The Batavia front four forced Rogers to run for his life much of the game. The Bulldogs brought an occasional linebacker occasionally but got most of the pressure from its line.
"We do have a very good front four and we were getting to them a lot," said Ryan Minniti, who credited junior James Millette with the line's improvement as the season went on. "Our plan was only to bring one guy because we know how good Hasan is at passing. The front four dominated. We've progressed so much as a defense. That's all it was a learning process and we've become a stout defense."
Scaccia ran for 189 yards and 3 touchdowns on 33 carries, bringing his program record to 28 touchdowns. Coffey threw 18 times, completing 15 for 229 yards and 2 TDs to finish with 29 touchdowns. Moffatt led the receivers with 6 catches for 127 yards. Piron, a 1983 Batavia graduate now with a 34-3 record in his three years as coach, fought back tears when talking about the first state title and all the fan support from B-Town meant.

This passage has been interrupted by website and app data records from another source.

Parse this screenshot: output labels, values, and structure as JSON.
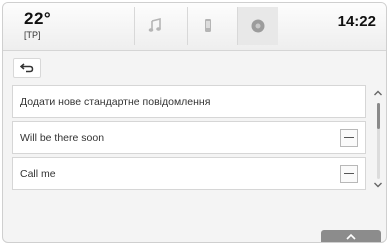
{
  "header": {
    "temperature": "22°",
    "temperature_sub": "[TP]",
    "clock": "14:22",
    "icons": [
      "music-icon",
      "phone-icon",
      "app-icon"
    ]
  },
  "toolbar": {
    "back_icon": "back-arrow-icon"
  },
  "messages": [
    {
      "label": "Додати нове стандартне повідомлення",
      "has_action": false
    },
    {
      "label": "Will be there soon",
      "has_action": true
    },
    {
      "label": "Call me",
      "has_action": true
    }
  ],
  "scroll": {
    "up_icon": "chevron-up-icon",
    "down_icon": "chevron-down-icon",
    "position_fraction": 0
  },
  "bottom": {
    "handle_icon": "chevron-up-icon"
  }
}
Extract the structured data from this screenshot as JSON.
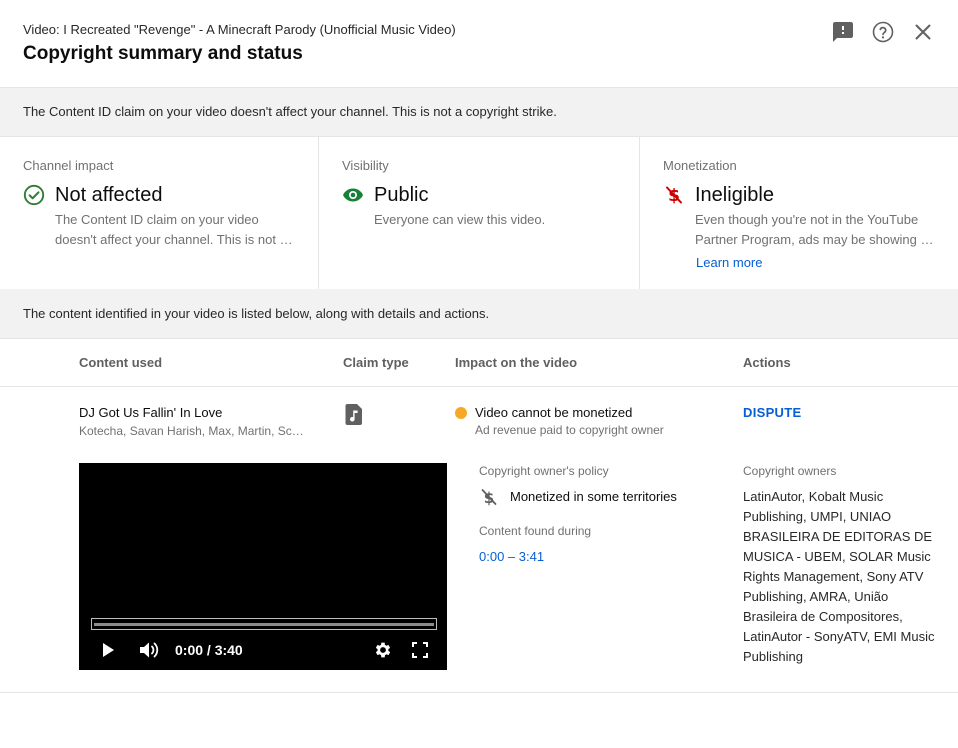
{
  "header": {
    "video_title": "Video: I Recreated \"Revenge\" - A Minecraft Parody (Unofficial Music Video)",
    "title": "Copyright summary and status",
    "icons": [
      "feedback-icon",
      "help-icon",
      "close-icon"
    ]
  },
  "banner_top": "The Content ID claim on your video doesn't affect your channel. This is not a copyright strike.",
  "impact": {
    "channel": {
      "label": "Channel impact",
      "value": "Not affected",
      "desc_line1": "The Content ID claim on your video",
      "desc_line2": "doesn't affect your channel. This is not a copyright strike.",
      "icon": "check-circle-icon"
    },
    "visibility": {
      "label": "Visibility",
      "value": "Public",
      "desc": "Everyone can view this video.",
      "icon": "eye-icon"
    },
    "monetization": {
      "label": "Monetization",
      "value": "Ineligible",
      "desc_line1": "Even though you're not in the YouTube",
      "desc_line2": "Partner Program, ads may be showing on this video.",
      "learn_more": "Learn more",
      "icon": "no-money-icon"
    }
  },
  "banner_mid": "The content identified in your video is listed below, along with details and actions.",
  "table": {
    "headers": [
      "Content used",
      "Claim type",
      "Impact on the video",
      "Actions"
    ],
    "rows": [
      {
        "title": "DJ Got Us Fallin' In Love",
        "artists": "Kotecha, Savan Harish, Max, Martin, Schuster",
        "claim_type_icon": "music-note-icon",
        "impact_main": "Video cannot be monetized",
        "impact_sub": "Ad revenue paid to copyright owner",
        "action": "DISPUTE",
        "policy_label": "Copyright owner's policy",
        "policy_value": "Monetized in some territories",
        "found_label": "Content found during",
        "found_range": "0:00 – 3:41",
        "owners_label": "Copyright owners",
        "owners": "LatinAutor, Kobalt Music Publishing, UMPI, UNIAO BRASILEIRA DE EDITORAS DE MUSICA - UBEM, SOLAR Music Rights Management, Sony ATV Publishing, AMRA, União Brasileira de Compositores, LatinAutor - SonyATV, EMI Music Publishing",
        "player": {
          "time": "0:00 / 3:40",
          "progress": 0.0
        }
      }
    ]
  },
  "colors": {
    "accent_blue": "#065fd4",
    "check_green": "#2e7d32",
    "eye_green": "#188038",
    "ineligible_red": "#c00",
    "warning_orange": "#f9a825"
  }
}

"To be on the field and looking up (at the crowd), every time I looked up my eyes teared up," Piron said. "(Offensive coordinator) Mike (Gaspari) said 'Don't look up there.' Seeing what a great community we have and seeing your family. It was tough to look up. I honestly had a hard time looking at that crowd. I wish I could go back and look back now but during the game it was hard because it overwhelmed you. All the Red and Gold. It was beautiful."
"It's incredible. We have a great fan base," Minniti said. "Everyone loves the Bulldogs and we love them."